- **WHAT YOU ARE ASKED TO DO**
Each line of the records below that contains "name" needs to be copied.

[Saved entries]
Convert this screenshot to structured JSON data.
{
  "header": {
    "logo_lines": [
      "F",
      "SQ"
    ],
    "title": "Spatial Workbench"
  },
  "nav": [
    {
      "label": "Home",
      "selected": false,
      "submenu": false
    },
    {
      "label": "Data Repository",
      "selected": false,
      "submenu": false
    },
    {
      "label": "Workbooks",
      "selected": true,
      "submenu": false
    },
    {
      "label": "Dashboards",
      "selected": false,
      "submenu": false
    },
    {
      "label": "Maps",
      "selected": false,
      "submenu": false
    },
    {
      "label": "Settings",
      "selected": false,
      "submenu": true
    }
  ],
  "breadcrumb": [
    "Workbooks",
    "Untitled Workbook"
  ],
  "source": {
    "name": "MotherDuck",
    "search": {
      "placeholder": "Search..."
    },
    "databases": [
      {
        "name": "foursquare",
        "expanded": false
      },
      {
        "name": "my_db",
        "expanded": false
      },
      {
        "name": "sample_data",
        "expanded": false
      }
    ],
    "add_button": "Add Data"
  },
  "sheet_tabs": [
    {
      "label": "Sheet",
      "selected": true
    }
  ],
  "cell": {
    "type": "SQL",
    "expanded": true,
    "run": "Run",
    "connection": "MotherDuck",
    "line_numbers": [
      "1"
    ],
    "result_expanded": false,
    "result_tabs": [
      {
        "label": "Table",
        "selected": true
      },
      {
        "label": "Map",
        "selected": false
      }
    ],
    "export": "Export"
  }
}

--

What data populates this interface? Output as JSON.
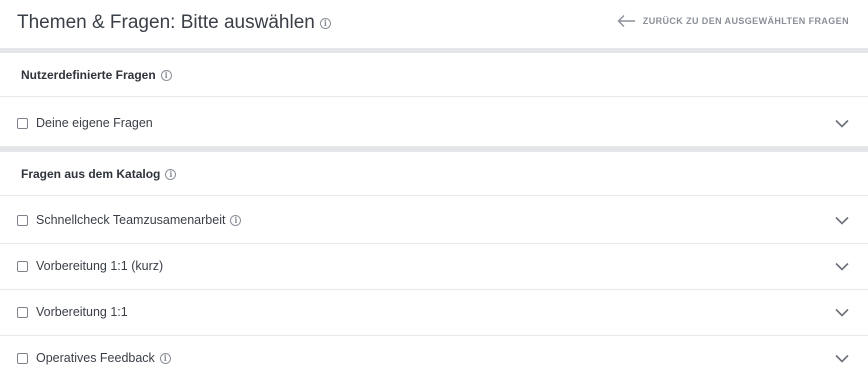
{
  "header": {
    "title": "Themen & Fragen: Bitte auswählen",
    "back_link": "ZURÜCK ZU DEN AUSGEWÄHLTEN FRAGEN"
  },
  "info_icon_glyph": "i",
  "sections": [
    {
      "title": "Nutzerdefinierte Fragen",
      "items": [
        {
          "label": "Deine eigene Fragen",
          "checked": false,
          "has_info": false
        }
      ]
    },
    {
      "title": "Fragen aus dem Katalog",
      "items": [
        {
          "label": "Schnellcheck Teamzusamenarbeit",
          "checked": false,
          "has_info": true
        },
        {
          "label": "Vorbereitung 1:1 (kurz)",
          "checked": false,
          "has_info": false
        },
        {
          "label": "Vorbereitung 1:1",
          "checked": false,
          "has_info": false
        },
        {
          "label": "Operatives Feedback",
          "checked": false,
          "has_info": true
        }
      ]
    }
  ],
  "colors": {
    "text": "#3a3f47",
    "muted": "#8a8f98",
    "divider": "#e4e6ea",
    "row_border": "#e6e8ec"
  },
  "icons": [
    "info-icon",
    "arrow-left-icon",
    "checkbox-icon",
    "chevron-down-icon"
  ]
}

- **WRITTEN ANSWER**
    "name": "MotherDuck",
        "name": "foursquare",
        "name": "my_db",
        "name": "sample_data",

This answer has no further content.